Last month, emails obtained under another freedom of information request showed Daszak – who is paid $410,000 (£303,000) a year – drafted a statement to The Lancet, then persuaded 26 other prominent scientists to sign it, condemning ‘conspiracy theories suggesting that Covid-19 does not have a natural origin’.
The signatories include six of the 12 experts appointed to The Lancet Commission’s task force investigating the virus origins, which is headed by Daszak.
Richard Ebright, a biosecurity expert and professor of chemical biology at Rutgers University, said Daszak should be disqualified because of his ties to the Wuhan lab and that his inclusion suggested both inquiries would be ‘crude whitewashes’.
But David Nabarro, special envoy to the WHO director-general on Covid 19, defended the inclusion of a man he described as ‘one of the finest scientists I know’, on the basis of Daszak’s world-beating expertise on bat coronaviruses and China.
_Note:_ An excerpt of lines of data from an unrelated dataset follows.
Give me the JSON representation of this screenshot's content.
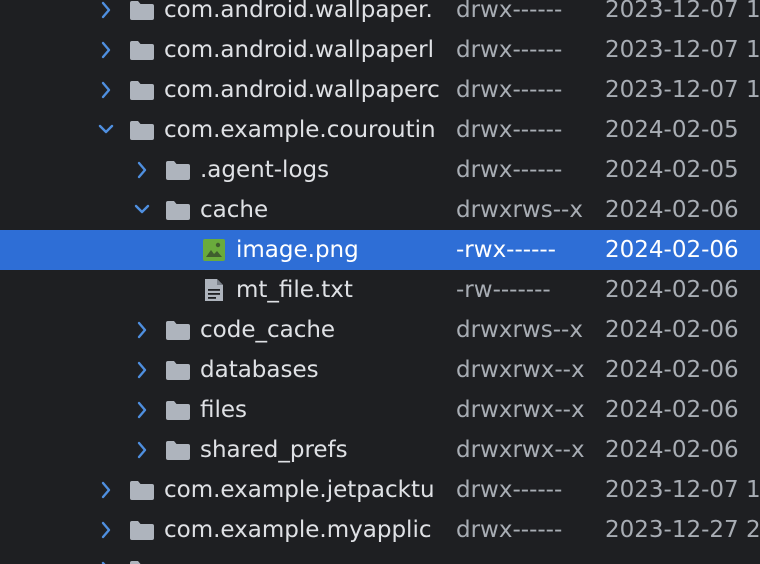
{
  "colors": {
    "background": "#1e1f22",
    "selection": "#2e6ed6",
    "chevron": "#4f8fe0",
    "folder": "#aeb4bd",
    "image_icon": "#6aab3c",
    "text": "#dfe1e5",
    "secondary_text": "#a8adb4"
  },
  "rows": [
    {
      "name": "com.android.wallpaper.",
      "perm": "drwx------",
      "date": "2023-12-07 1",
      "type": "folder",
      "expanded": false,
      "level": 0
    },
    {
      "name": "com.android.wallpaperl",
      "perm": "drwx------",
      "date": "2023-12-07 1",
      "type": "folder",
      "expanded": false,
      "level": 0
    },
    {
      "name": "com.android.wallpaperc",
      "perm": "drwx------",
      "date": "2023-12-07 1",
      "type": "folder",
      "expanded": false,
      "level": 0
    },
    {
      "name": "com.example.couroutin",
      "perm": "drwx------",
      "date": "2024-02-05",
      "type": "folder",
      "expanded": true,
      "level": 0
    },
    {
      "name": ".agent-logs",
      "perm": "drwx------",
      "date": "2024-02-05",
      "type": "folder",
      "expanded": false,
      "level": 1
    },
    {
      "name": "cache",
      "perm": "drwxrws--x",
      "date": "2024-02-06",
      "type": "folder",
      "expanded": true,
      "level": 1
    },
    {
      "name": "image.png",
      "perm": "-rwx------",
      "date": "2024-02-06",
      "type": "image",
      "level": 2,
      "selected": true
    },
    {
      "name": "mt_file.txt",
      "perm": "-rw-------",
      "date": "2024-02-06",
      "type": "text",
      "level": 2
    },
    {
      "name": "code_cache",
      "perm": "drwxrws--x",
      "date": "2024-02-06",
      "type": "folder",
      "expanded": false,
      "level": 1
    },
    {
      "name": "databases",
      "perm": "drwxrwx--x",
      "date": "2024-02-06",
      "type": "folder",
      "expanded": false,
      "level": 1
    },
    {
      "name": "files",
      "perm": "drwxrwx--x",
      "date": "2024-02-06",
      "type": "folder",
      "expanded": false,
      "level": 1
    },
    {
      "name": "shared_prefs",
      "perm": "drwxrwx--x",
      "date": "2024-02-06",
      "type": "folder",
      "expanded": false,
      "level": 1
    },
    {
      "name": "com.example.jetpacktu",
      "perm": "drwx------",
      "date": "2023-12-07 1",
      "type": "folder",
      "expanded": false,
      "level": 0
    },
    {
      "name": "com.example.myapplic",
      "perm": "drwx------",
      "date": "2023-12-27 2",
      "type": "folder",
      "expanded": false,
      "level": 0
    },
    {
      "name": "",
      "perm": "",
      "date": "",
      "type": "folder",
      "expanded": false,
      "level": 0
    }
  ]
}
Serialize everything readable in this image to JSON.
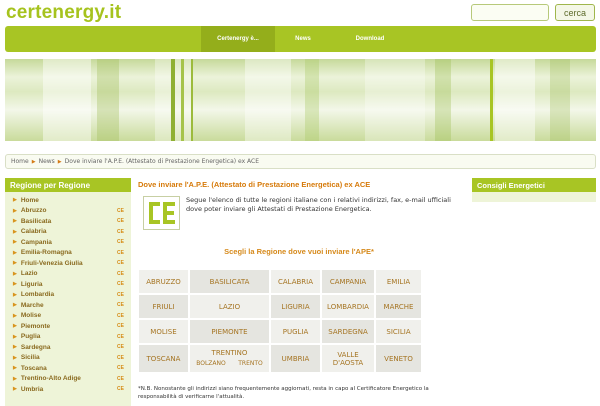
{
  "site": {
    "logo": "certenergy.it"
  },
  "search": {
    "placeholder": "",
    "value": "",
    "button_label": "cerca"
  },
  "nav": {
    "items": [
      "Certenergy è...",
      "News",
      "Download"
    ],
    "active": 0
  },
  "breadcrumb": {
    "items": [
      "Home",
      "News",
      "Dove inviare l'A.P.E. (Attestato di Prestazione Energetica) ex ACE"
    ]
  },
  "sidebar": {
    "title": "Regione per Regione",
    "items": [
      {
        "label": "Home",
        "badge": ""
      },
      {
        "label": "Abruzzo",
        "badge": "CE"
      },
      {
        "label": "Basilicata",
        "badge": "CE"
      },
      {
        "label": "Calabria",
        "badge": "CE"
      },
      {
        "label": "Campania",
        "badge": "CE"
      },
      {
        "label": "Emilia-Romagna",
        "badge": "CE"
      },
      {
        "label": "Friuli-Venezia Giulia",
        "badge": "CE"
      },
      {
        "label": "Lazio",
        "badge": "CE"
      },
      {
        "label": "Liguria",
        "badge": "CE"
      },
      {
        "label": "Lombardia",
        "badge": "CE"
      },
      {
        "label": "Marche",
        "badge": "CE"
      },
      {
        "label": "Molise",
        "badge": "CE"
      },
      {
        "label": "Piemonte",
        "badge": "CE"
      },
      {
        "label": "Puglia",
        "badge": "CE"
      },
      {
        "label": "Sardegna",
        "badge": "CE"
      },
      {
        "label": "Sicilia",
        "badge": "CE"
      },
      {
        "label": "Toscana",
        "badge": "CE"
      },
      {
        "label": "Trentino-Alto Adige",
        "badge": "CE"
      },
      {
        "label": "Umbria",
        "badge": "CE"
      }
    ]
  },
  "main": {
    "title": "Dove inviare l'A.P.E. (Attestato di Prestazione Energetica) ex ACE",
    "logo_text": "CE",
    "intro": "Segue l'elenco di tutte le regioni italiane con i relativi indirizzi, fax, e-mail ufficiali dove poter inviare gli Attestati di Prestazione Energetica.",
    "choose": "Scegli la Regione dove vuoi inviare l'APE*",
    "regions": [
      [
        "ABRUZZO",
        "BASILICATA",
        "CALABRIA",
        "CAMPANIA",
        "EMILIA"
      ],
      [
        "FRIULI",
        "LAZIO",
        "LIGURIA",
        "LOMBARDIA",
        "MARCHE"
      ],
      [
        "MOLISE",
        "PIEMONTE",
        "PUGLIA",
        "SARDEGNA",
        "SICILIA"
      ],
      [
        "TOSCANA",
        "TRENTINO",
        "UMBRIA",
        "VALLE D'AOSTA",
        "VENETO"
      ]
    ],
    "trentino_sub": [
      "BOLZANO",
      "TRENTO"
    ],
    "note": "*N.B. Nonostante gli indirizzi siano frequentemente aggiornati, resta in capo al Certificatore Energetico la responsabilità di verificarne l'attualità."
  },
  "right": {
    "title": "Consigli Energetici"
  },
  "colors": {
    "brand_green": "#a8c524",
    "accent_orange": "#d67a0a",
    "region_text": "#a57422"
  }
}
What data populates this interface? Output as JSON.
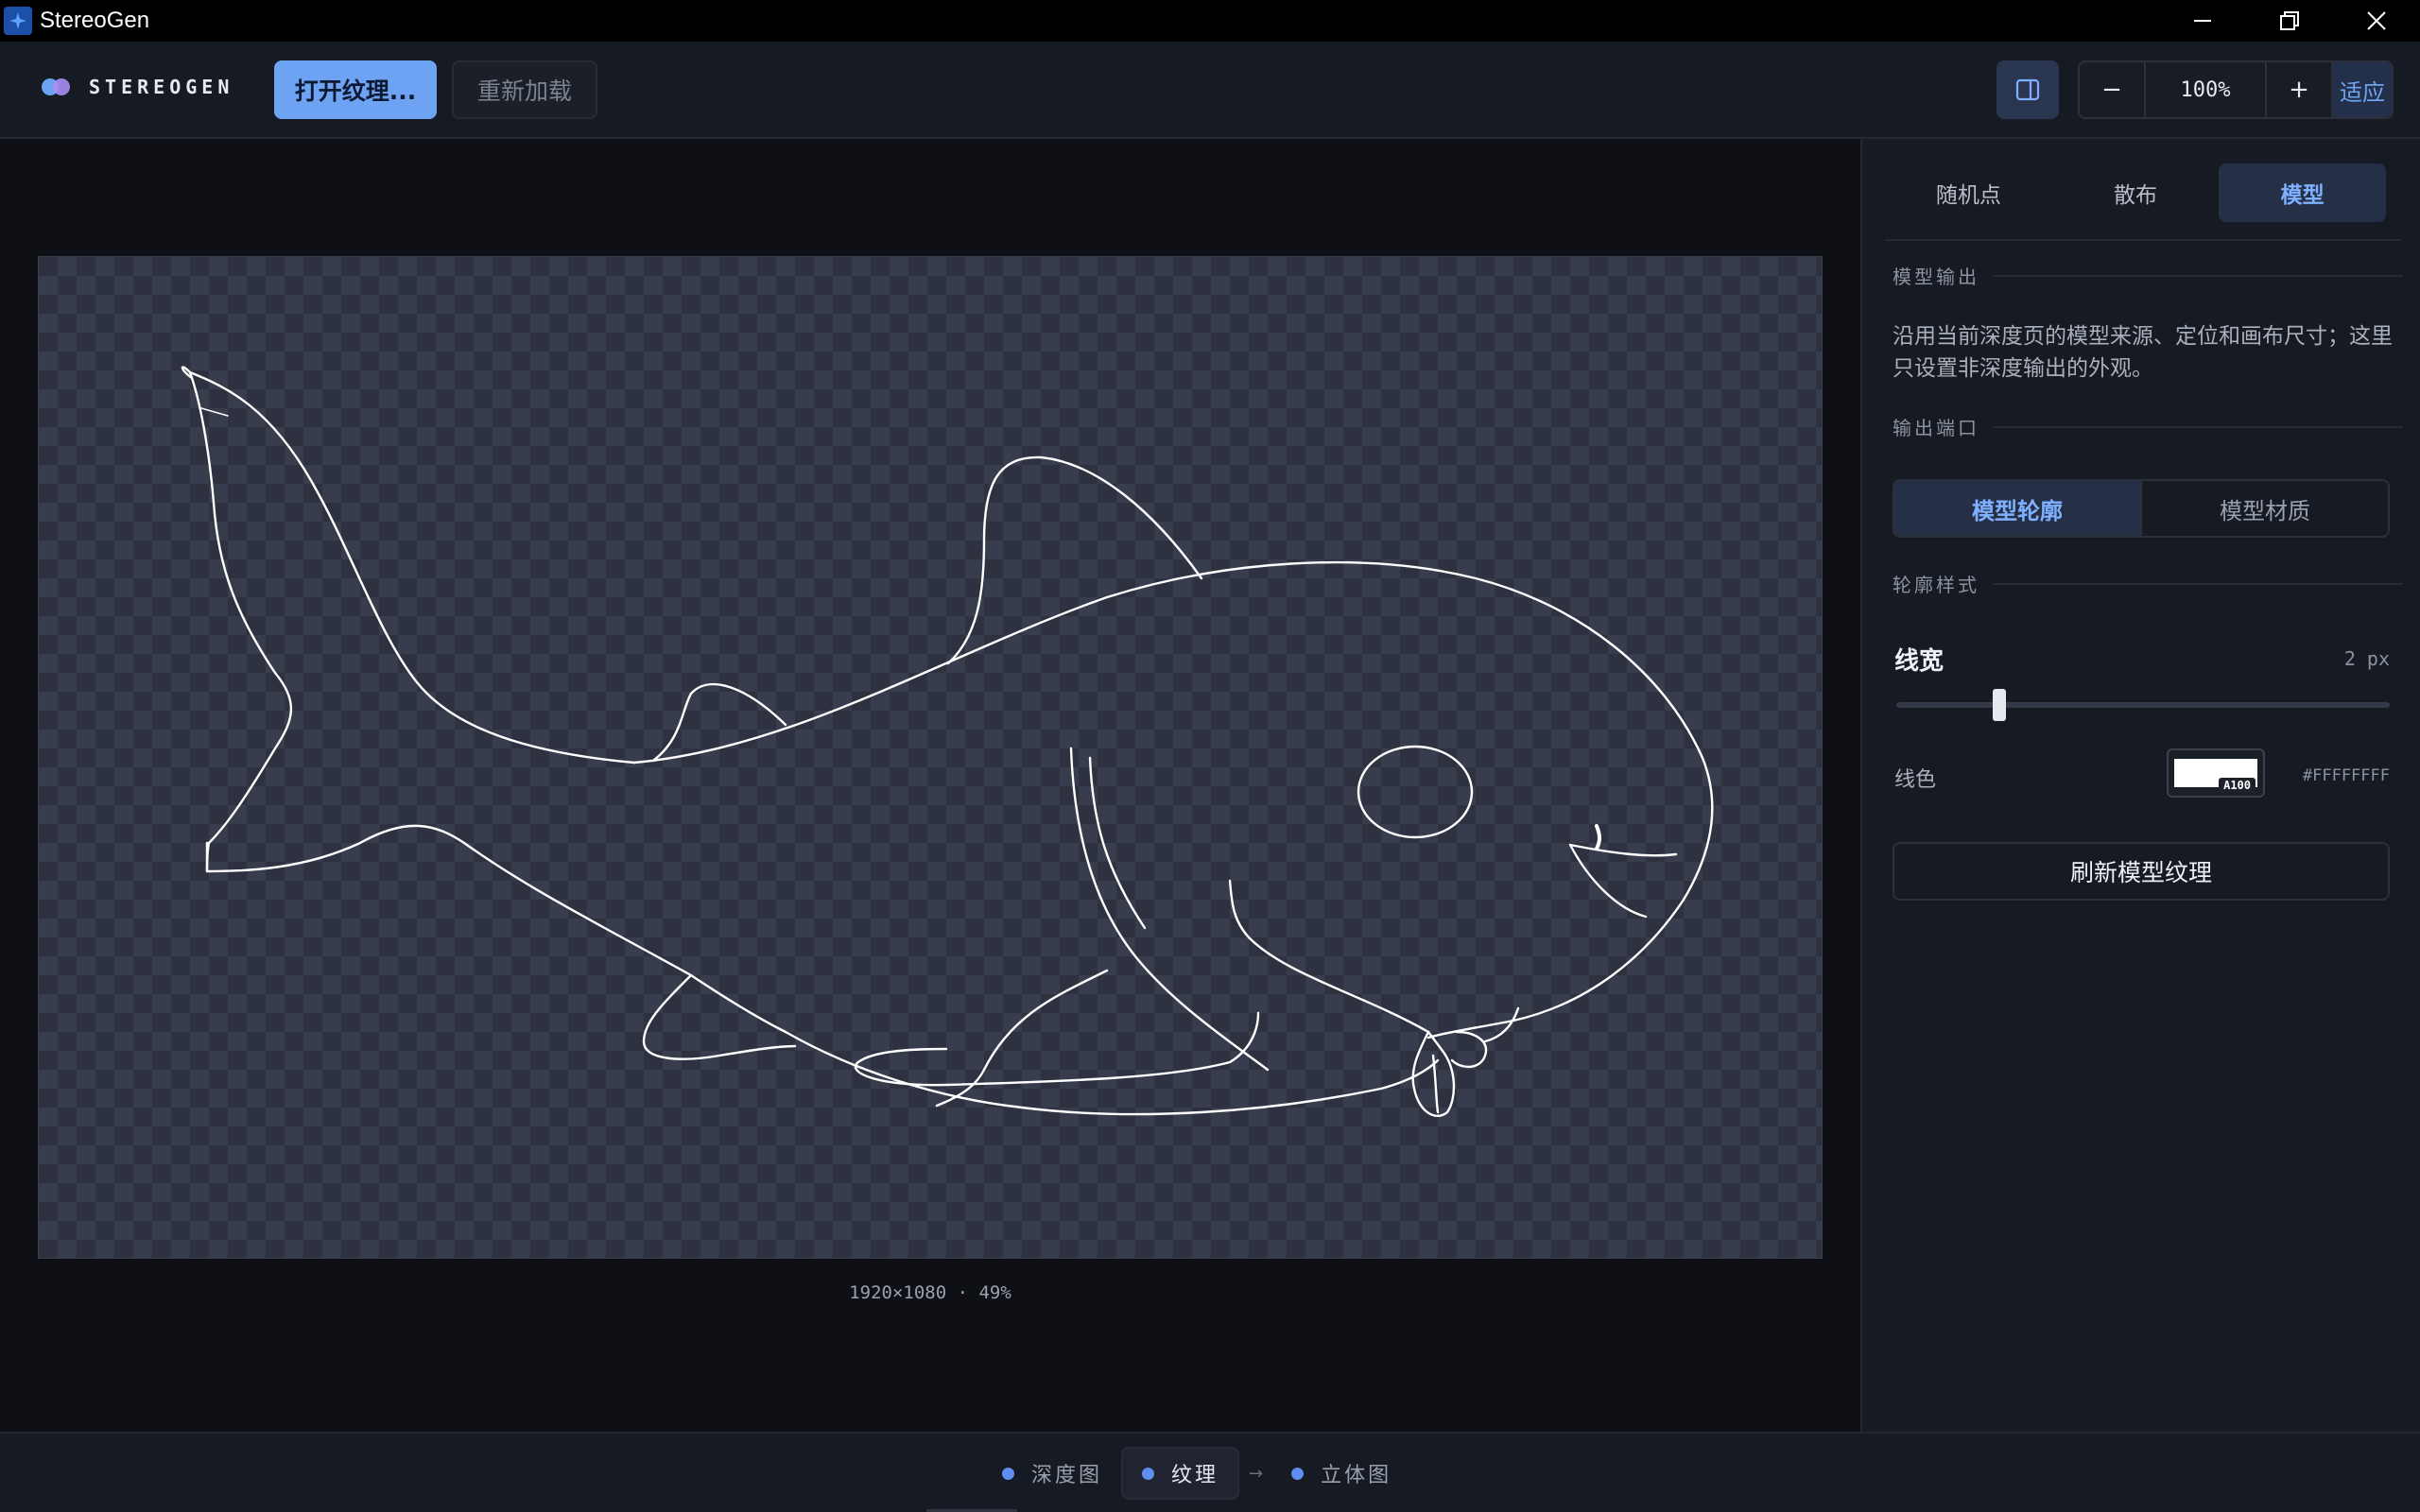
{
  "window": {
    "title": "StereoGen"
  },
  "toolbar": {
    "brand": "STEREOGEN",
    "open_label": "打开纹理...",
    "reload_label": "重新加载",
    "zoom_out": "−",
    "zoom_value": "100%",
    "zoom_in": "+",
    "fit_label": "适应"
  },
  "canvas": {
    "dimensions": "1920×1080 · 49%"
  },
  "panel": {
    "tabs": [
      {
        "label": "随机点",
        "active": false
      },
      {
        "label": "散布",
        "active": false
      },
      {
        "label": "模型",
        "active": true
      }
    ],
    "model_output_label": "模型输出",
    "description": "沿用当前深度页的模型来源、定位和画布尺寸；这里只设置非深度输出的外观。",
    "output_port_label": "输出端口",
    "output_port_options": [
      {
        "label": "模型轮廓",
        "active": true
      },
      {
        "label": "模型材质",
        "active": false
      }
    ],
    "outline_style_label": "轮廓样式",
    "line_width": {
      "label": "线宽",
      "value": "2 px",
      "level": 0.2
    },
    "line_color": {
      "label": "线色",
      "alpha": "A100",
      "hex": "#FFFFFFFF",
      "color": "#FFFFFF"
    },
    "refresh_label": "刷新模型纹理"
  },
  "steps": [
    {
      "label": "深度图",
      "active": false
    },
    {
      "label": "纹理",
      "active": true
    },
    {
      "label": "立体图",
      "active": false
    }
  ],
  "colors": {
    "accent": "#6EA3F3",
    "panel": "#161A22",
    "stage": "#0E1015"
  }
}
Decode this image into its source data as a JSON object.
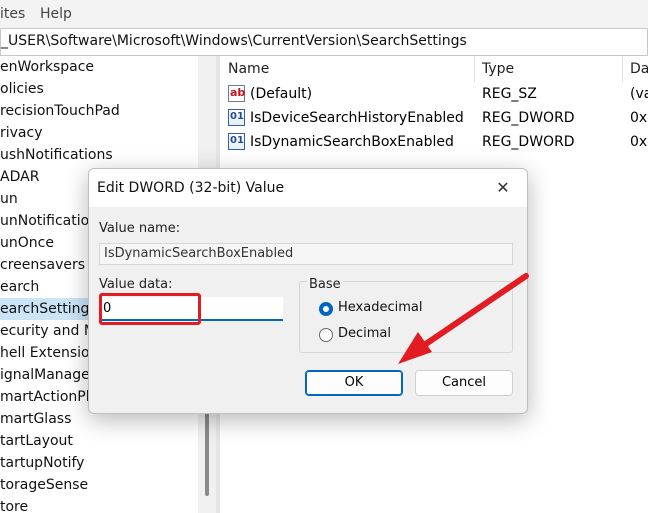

The inquiry’s terms of reference admit that no route of transmission from bats to humans has yet been identified and, intriguingly, reveal there were 124 confirmed cases of Covid-19 in China by the end of last year – an increase on the 41 previously identified.
For its part, the Chinese government has been pushing hard the unproven theory that the virus began in another country and the document does not rule out ‘the possibility that the virus may have silently circulated elsewhere’ before infecting people in Wuhan.
It does, however, add that the virus has been ‘remarkably stable’ since being first reported in the city and spreading around the world, ‘suggesting that the virus was well adapted to human transmission from the moment it was first detected’.
This claim was first published in a study – revealed by this newspaper in May – that raised questions over how the virus became so adept at infecting humans. It also challenged claims the disease originated in a Wuhan wildlife market, which was ruled out later that month by Beijing.
In the meantime, medical staff who responded to the first outbreak of Covid 19 in Wuhan have been warned they could be charged with espionage – which carries the death penalty – if they reveal details about the disease’s eruption in the city. (Almost every case in China’s courts ends with conviction.)
This is the latest disturbing attempt by Communist Party chiefs to suppress details about the pandemic’s outbreak which was followed by the arrest of doctors who tried to warn local citizens and by outside experts barred from entering China.
This gag is thought to have been imposed about three months ago as President Xi Jinping’s government sought global credit for success in controlling infections. ‘The world is already paying the price from China’s cover-up after this problem blew up in a climate of secrecy and now they seem to be making it even worse,’ said Tom Tugendhat, the Tory MP and chair of the Foreign Affairs select committee.